Segment Start: Given data

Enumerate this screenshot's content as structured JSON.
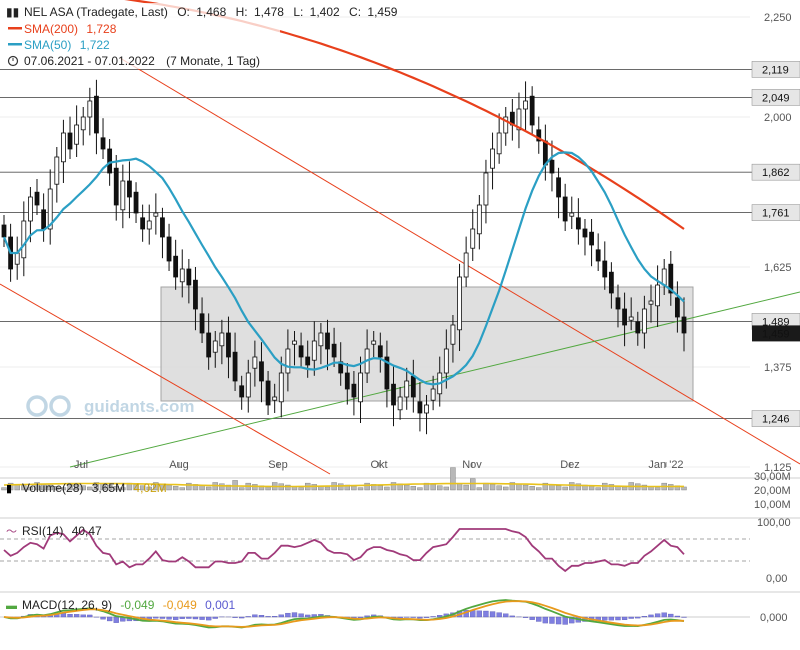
{
  "chart_data": {
    "type": "candlestick",
    "title": "NEL ASA (Tradegate, Last)",
    "ohlc": {
      "o_label": "O:",
      "o": "1,468",
      "h_label": "H:",
      "h": "1,478",
      "l_label": "L:",
      "l": "1,402",
      "c_label": "C:",
      "c": "1,459"
    },
    "legend": [
      {
        "name": "SMA(200)",
        "value": "1,728",
        "color": "#e8401c"
      },
      {
        "name": "SMA(50)",
        "value": "1,722",
        "color": "#2b9fc4"
      }
    ],
    "period_text": "07.06.2021 - 07.01.2022",
    "period_detail": "(7 Monate, 1 Tag)",
    "watermark": "guidants.com",
    "y_ticks": [
      "2,250",
      "2,000",
      "1,625",
      "1,375",
      "1,125"
    ],
    "levels": [
      {
        "label": "2,119",
        "value": 2.119
      },
      {
        "label": "2,049",
        "value": 2.049
      },
      {
        "label": "1,862",
        "value": 1.862
      },
      {
        "label": "1,761",
        "value": 1.761
      },
      {
        "label": "1,489",
        "value": 1.489
      },
      {
        "label": "1,246",
        "value": 1.246
      }
    ],
    "last_price": "1,459",
    "x_ticks": [
      "Jul",
      "Aug",
      "Sep",
      "Okt",
      "Nov",
      "Dez",
      "Jan '22"
    ],
    "ylim": [
      1.125,
      2.25
    ],
    "grid": true,
    "volume": {
      "label": "Volume(28)",
      "value1": "3,65M",
      "value2": "4,02M",
      "ticks": [
        "30,00M",
        "20,00M",
        "10,00M"
      ]
    },
    "rsi": {
      "label": "RSI(14)",
      "value": "40,47",
      "ticks": [
        "100,00",
        "0,00"
      ]
    },
    "macd": {
      "label": "MACD(12, 26, 9)",
      "value1": "-0,049",
      "value2": "-0,049",
      "value3": "0,001",
      "ticks": [
        "0,000"
      ]
    },
    "closes": [
      1.7,
      1.62,
      1.66,
      1.74,
      1.8,
      1.78,
      1.72,
      1.82,
      1.9,
      1.96,
      1.92,
      1.98,
      2.0,
      2.04,
      1.96,
      1.92,
      1.86,
      1.78,
      1.84,
      1.8,
      1.76,
      1.72,
      1.74,
      1.76,
      1.7,
      1.64,
      1.6,
      1.62,
      1.58,
      1.52,
      1.46,
      1.4,
      1.44,
      1.46,
      1.4,
      1.34,
      1.3,
      1.36,
      1.4,
      1.34,
      1.28,
      1.3,
      1.36,
      1.42,
      1.44,
      1.4,
      1.38,
      1.44,
      1.46,
      1.42,
      1.4,
      1.36,
      1.32,
      1.3,
      1.36,
      1.42,
      1.44,
      1.4,
      1.32,
      1.28,
      1.3,
      1.34,
      1.3,
      1.26,
      1.28,
      1.32,
      1.36,
      1.42,
      1.48,
      1.6,
      1.66,
      1.72,
      1.78,
      1.86,
      1.92,
      1.96,
      2.0,
      1.98,
      2.02,
      2.04,
      1.98,
      1.94,
      1.88,
      1.86,
      1.8,
      1.74,
      1.76,
      1.72,
      1.7,
      1.68,
      1.64,
      1.6,
      1.56,
      1.52,
      1.48,
      1.5,
      1.46,
      1.52,
      1.54,
      1.58,
      1.62,
      1.56,
      1.5,
      1.46
    ]
  }
}
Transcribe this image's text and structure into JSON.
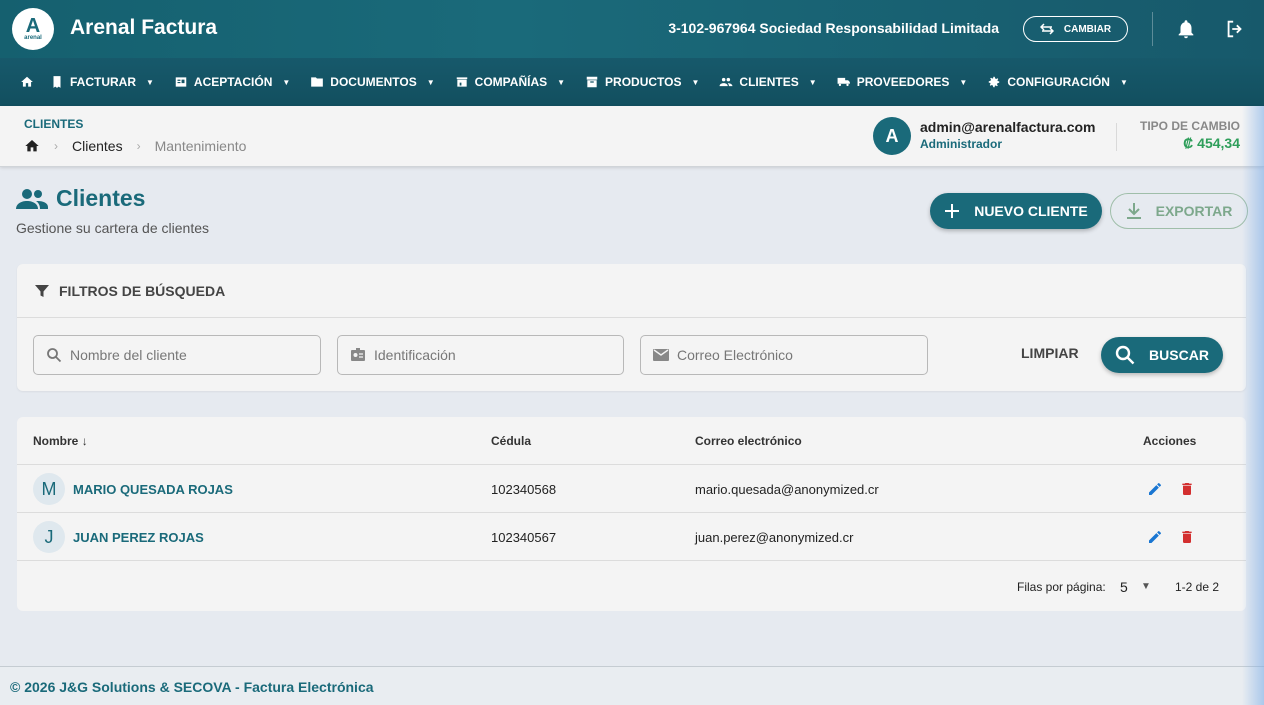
{
  "header": {
    "logo_text": "A",
    "logo_sub": "arenal",
    "app_title": "Arenal Factura",
    "company": "3-102-967964 Sociedad Responsabilidad Limitada",
    "cambiar_label": "CAMBIAR"
  },
  "nav": {
    "items": [
      {
        "label": "FACTURAR",
        "icon": "invoice-icon"
      },
      {
        "label": "ACEPTACIÓN",
        "icon": "acceptance-icon"
      },
      {
        "label": "DOCUMENTOS",
        "icon": "folder-icon"
      },
      {
        "label": "COMPAÑÍAS",
        "icon": "store-icon"
      },
      {
        "label": "PRODUCTOS",
        "icon": "archive-icon"
      },
      {
        "label": "CLIENTES",
        "icon": "people-icon"
      },
      {
        "label": "PROVEEDORES",
        "icon": "truck-icon"
      },
      {
        "label": "CONFIGURACIÓN",
        "icon": "gear-icon"
      }
    ]
  },
  "breadcrumb": {
    "section": "CLIENTES",
    "items": [
      "Clientes",
      "Mantenimiento"
    ]
  },
  "user": {
    "initial": "A",
    "email": "admin@arenalfactura.com",
    "role": "Administrador"
  },
  "exchange": {
    "label": "TIPO DE CAMBIO",
    "value": "₡ 454,34"
  },
  "page": {
    "title": "Clientes",
    "subtitle": "Gestione su cartera de clientes",
    "nuevo_label": "NUEVO CLIENTE",
    "exportar_label": "EXPORTAR"
  },
  "filters": {
    "title": "FILTROS DE BÚSQUEDA",
    "name_placeholder": "Nombre del cliente",
    "id_placeholder": "Identificación",
    "email_placeholder": "Correo Electrónico",
    "limpiar_label": "LIMPIAR",
    "buscar_label": "BUSCAR"
  },
  "table": {
    "columns": [
      "Nombre",
      "Cédula",
      "Correo electrónico",
      "Acciones"
    ],
    "rows": [
      {
        "initial": "M",
        "name": "MARIO QUESADA ROJAS",
        "cedula": "102340568",
        "email": "mario.quesada@anonymized.cr"
      },
      {
        "initial": "J",
        "name": "JUAN PEREZ ROJAS",
        "cedula": "102340567",
        "email": "juan.perez@anonymized.cr"
      }
    ],
    "rows_per_page_label": "Filas por página:",
    "rows_per_page": "5",
    "range": "1-2 de 2"
  },
  "footer": {
    "text": "© 2026 J&G Solutions & SECOVA - Factura Electrónica"
  },
  "colors": {
    "primary": "#1a6a7a",
    "success": "#2e9e5a",
    "danger": "#d32f2f",
    "edit": "#1976d2"
  }
}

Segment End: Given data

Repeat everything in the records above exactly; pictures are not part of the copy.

- [Response to the task]
Enumerate this screenshot's content as structured JSON.
{
  "chart_data": {
    "type": "candlestick",
    "title": "NEL ASA (Tradegate, Last)",
    "ohlc": {
      "o_label": "O:",
      "o": "1,468",
      "h_label": "H:",
      "h": "1,478",
      "l_label": "L:",
      "l": "1,402",
      "c_label": "C:",
      "c": "1,459"
    },
    "legend": [
      {
        "name": "SMA(200)",
        "value": "1,728",
        "color": "#e8401c"
      },
      {
        "name": "SMA(50)",
        "value": "1,722",
        "color": "#2b9fc4"
      }
    ],
    "period_text": "07.06.2021 - 07.01.2022",
    "period_detail": "(7 Monate, 1 Tag)",
    "watermark": "guidants.com",
    "y_ticks": [
      "2,250",
      "2,000",
      "1,625",
      "1,375",
      "1,125"
    ],
    "levels": [
      {
        "label": "2,119",
        "value": 2.119
      },
      {
        "label": "2,049",
        "value": 2.049
      },
      {
        "label": "1,862",
        "value": 1.862
      },
      {
        "label": "1,761",
        "value": 1.761
      },
      {
        "label": "1,489",
        "value": 1.489
      },
      {
        "label": "1,246",
        "value": 1.246
      }
    ],
    "last_price": "1,459",
    "x_ticks": [
      "Jul",
      "Aug",
      "Sep",
      "Okt",
      "Nov",
      "Dez",
      "Jan '22"
    ],
    "ylim": [
      1.125,
      2.25
    ],
    "grid": true,
    "volume": {
      "label": "Volume(28)",
      "value1": "3,65M",
      "value2": "4,02M",
      "ticks": [
        "30,00M",
        "20,00M",
        "10,00M"
      ]
    },
    "rsi": {
      "label": "RSI(14)",
      "value": "40,47",
      "ticks": [
        "100,00",
        "0,00"
      ]
    },
    "macd": {
      "label": "MACD(12, 26, 9)",
      "value1": "-0,049",
      "value2": "-0,049",
      "value3": "0,001",
      "ticks": [
        "0,000"
      ]
    },
    "closes": [
      1.7,
      1.62,
      1.66,
      1.74,
      1.8,
      1.78,
      1.72,
      1.82,
      1.9,
      1.96,
      1.92,
      1.98,
      2.0,
      2.04,
      1.96,
      1.92,
      1.86,
      1.78,
      1.84,
      1.8,
      1.76,
      1.72,
      1.74,
      1.76,
      1.7,
      1.64,
      1.6,
      1.62,
      1.58,
      1.52,
      1.46,
      1.4,
      1.44,
      1.46,
      1.4,
      1.34,
      1.3,
      1.36,
      1.4,
      1.34,
      1.28,
      1.3,
      1.36,
      1.42,
      1.44,
      1.4,
      1.38,
      1.44,
      1.46,
      1.42,
      1.4,
      1.36,
      1.32,
      1.3,
      1.36,
      1.42,
      1.44,
      1.4,
      1.32,
      1.28,
      1.3,
      1.34,
      1.3,
      1.26,
      1.28,
      1.32,
      1.36,
      1.42,
      1.48,
      1.6,
      1.66,
      1.72,
      1.78,
      1.86,
      1.92,
      1.96,
      2.0,
      1.98,
      2.02,
      2.04,
      1.98,
      1.94,
      1.88,
      1.86,
      1.8,
      1.74,
      1.76,
      1.72,
      1.7,
      1.68,
      1.64,
      1.6,
      1.56,
      1.52,
      1.48,
      1.5,
      1.46,
      1.52,
      1.54,
      1.58,
      1.62,
      1.56,
      1.5,
      1.46
    ]
  }
}
Transcribe this image's text and structure into JSON.
{
  "header": {
    "logo_text": "A",
    "logo_sub": "arenal",
    "app_title": "Arenal Factura",
    "company": "3-102-967964 Sociedad Responsabilidad Limitada",
    "cambiar_label": "CAMBIAR"
  },
  "nav": {
    "items": [
      {
        "label": "FACTURAR",
        "icon": "invoice-icon"
      },
      {
        "label": "ACEPTACIÓN",
        "icon": "acceptance-icon"
      },
      {
        "label": "DOCUMENTOS",
        "icon": "folder-icon"
      },
      {
        "label": "COMPAÑÍAS",
        "icon": "store-icon"
      },
      {
        "label": "PRODUCTOS",
        "icon": "archive-icon"
      },
      {
        "label": "CLIENTES",
        "icon": "people-icon"
      },
      {
        "label": "PROVEEDORES",
        "icon": "truck-icon"
      },
      {
        "label": "CONFIGURACIÓN",
        "icon": "gear-icon"
      }
    ]
  },
  "breadcrumb": {
    "section": "CLIENTES",
    "items": [
      "Clientes",
      "Mantenimiento"
    ]
  },
  "user": {
    "initial": "A",
    "email": "admin@arenalfactura.com",
    "role": "Administrador"
  },
  "exchange": {
    "label": "TIPO DE CAMBIO",
    "value": "₡ 454,34"
  },
  "page": {
    "title": "Clientes",
    "subtitle": "Gestione su cartera de clientes",
    "nuevo_label": "NUEVO CLIENTE",
    "exportar_label": "EXPORTAR"
  },
  "filters": {
    "title": "FILTROS DE BÚSQUEDA",
    "name_placeholder": "Nombre del cliente",
    "id_placeholder": "Identificación",
    "email_placeholder": "Correo Electrónico",
    "limpiar_label": "LIMPIAR",
    "buscar_label": "BUSCAR"
  },
  "table": {
    "columns": [
      "Nombre",
      "Cédula",
      "Correo electrónico",
      "Acciones"
    ],
    "rows": [
      {
        "initial": "M",
        "name": "MARIO QUESADA ROJAS",
        "cedula": "102340568",
        "email": "mario.quesada@anonymized.cr"
      },
      {
        "initial": "J",
        "name": "JUAN PEREZ ROJAS",
        "cedula": "102340567",
        "email": "juan.perez@anonymized.cr"
      }
    ],
    "rows_per_page_label": "Filas por página:",
    "rows_per_page": "5",
    "range": "1-2 de 2"
  },
  "footer": {
    "text": "© 2026 J&G Solutions & SECOVA - Factura Electrónica"
  },
  "colors": {
    "primary": "#1a6a7a",
    "success": "#2e9e5a",
    "danger": "#d32f2f",
    "edit": "#1976d2"
  }
}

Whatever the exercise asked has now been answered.